01 Jul 2021
A neighbour reported an unusual bird on their lawn the other day. They wondered if it could be some exotic visitor from overseas. It was quite large, they said – the size of jackdaw but slimmer and very brilliantly coloured, flashing a bright yellow rump in a V-shape up the soft green back. And it sported a most striking head pattern with a black mask enclosing a white eye, topped off with a scarlet crown. It wouldn’t have looked out of place in a tropical jungle, but here it was hopping about on the grass in front of their house. When disturbed, it flew off in a bounding flight and appeared to clamp itself, as if magnetised, on to the trunk of a nearby willow.

Well, that was a very good description of what is certainly a charismatic bird, but not in this case an exotic one – it’s a common British resident, the green woodpecker. We naturally associate all our native woodpeckers with trees, as their name suggests, and they do indeed use their powerful dagger bills to excavate nest holes in tree-trunks, probe the bark for grubs and drum on hollow branches to advertise their presence both to rivals and potential mates. But the green woodpecker has also developed this further habit of using its formidable drilling equipment to dig into ant colonies in our lawns and lick up the inhabitants with their specially adapted tongues.

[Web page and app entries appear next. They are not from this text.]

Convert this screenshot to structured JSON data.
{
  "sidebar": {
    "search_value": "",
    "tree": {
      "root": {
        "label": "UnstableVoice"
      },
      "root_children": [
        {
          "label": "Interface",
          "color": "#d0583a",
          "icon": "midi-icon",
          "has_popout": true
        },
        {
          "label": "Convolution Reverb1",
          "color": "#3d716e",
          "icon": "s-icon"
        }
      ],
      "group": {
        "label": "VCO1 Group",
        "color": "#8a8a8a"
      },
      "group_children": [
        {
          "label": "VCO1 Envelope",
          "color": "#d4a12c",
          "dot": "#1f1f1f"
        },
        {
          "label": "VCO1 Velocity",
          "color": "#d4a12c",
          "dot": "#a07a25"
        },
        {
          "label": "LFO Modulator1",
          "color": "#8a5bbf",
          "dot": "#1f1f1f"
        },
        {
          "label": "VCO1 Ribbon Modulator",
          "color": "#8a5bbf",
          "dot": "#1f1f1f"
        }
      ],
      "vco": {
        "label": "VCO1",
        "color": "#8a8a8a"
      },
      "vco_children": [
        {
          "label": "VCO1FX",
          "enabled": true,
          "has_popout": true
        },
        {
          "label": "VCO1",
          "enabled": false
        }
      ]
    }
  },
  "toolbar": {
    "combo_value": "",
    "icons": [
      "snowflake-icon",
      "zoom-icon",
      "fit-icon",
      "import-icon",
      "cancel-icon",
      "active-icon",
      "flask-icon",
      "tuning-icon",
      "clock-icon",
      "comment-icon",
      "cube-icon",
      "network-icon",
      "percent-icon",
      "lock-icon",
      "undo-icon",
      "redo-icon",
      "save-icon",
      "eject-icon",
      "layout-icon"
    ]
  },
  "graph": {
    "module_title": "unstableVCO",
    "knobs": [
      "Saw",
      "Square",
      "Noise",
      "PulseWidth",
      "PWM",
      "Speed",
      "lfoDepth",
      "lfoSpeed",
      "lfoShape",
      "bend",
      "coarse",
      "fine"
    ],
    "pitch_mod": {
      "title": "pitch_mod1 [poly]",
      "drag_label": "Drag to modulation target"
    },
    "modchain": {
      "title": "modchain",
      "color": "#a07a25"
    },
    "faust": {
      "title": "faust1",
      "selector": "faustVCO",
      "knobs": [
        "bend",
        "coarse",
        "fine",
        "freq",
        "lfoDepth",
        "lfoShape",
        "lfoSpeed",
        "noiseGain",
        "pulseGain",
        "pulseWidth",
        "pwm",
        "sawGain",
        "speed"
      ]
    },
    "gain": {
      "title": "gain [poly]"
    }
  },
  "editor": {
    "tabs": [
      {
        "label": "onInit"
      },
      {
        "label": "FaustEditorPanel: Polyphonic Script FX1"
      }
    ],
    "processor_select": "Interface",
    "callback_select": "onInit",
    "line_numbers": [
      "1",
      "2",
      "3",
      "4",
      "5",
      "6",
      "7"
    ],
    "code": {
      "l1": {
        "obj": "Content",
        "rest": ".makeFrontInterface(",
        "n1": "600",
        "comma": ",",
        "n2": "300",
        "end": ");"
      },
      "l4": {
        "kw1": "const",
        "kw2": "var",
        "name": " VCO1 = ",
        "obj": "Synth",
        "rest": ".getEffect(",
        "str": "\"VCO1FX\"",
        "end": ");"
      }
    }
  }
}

The artist Leonardo da Vinci, who observed everything with insatiable curiosity, was fascinated by woodpecker tongues – why were they so long, he asked, and how were they housed in the woodpecker’s head when they were retracted? The answer was later revealed by dissection and is illustrated in this little diagram of a skeleton: the tongue is literally wrapped around the brain and its elastic movements are controlled by specially adapted bony cartilages.

In spring, the male green woodpecker has a very distinctive territorial call, a descending peal of (usually seven) loud ‘laughing’ notes that gave the bird its old country name ‘yaffle’. Another folk name was ‘rain bird’. It was widely believed that the yaffle’s call presaged rain, which would bring out the insects on which the bird feeds. An easy prediction to make in Britain, perhaps, when it is always about to rain anyway, but quite false. Possibly it derived from an even older, more primitive belief in the woodpecker as the ‘thunder bird’, who summons up the rain with his resounding drum-roll and wears the red badge of lightning on his crest.

Anyway, no need to invoke foreign exotica with such wonders close to home.
Jeremy Mynott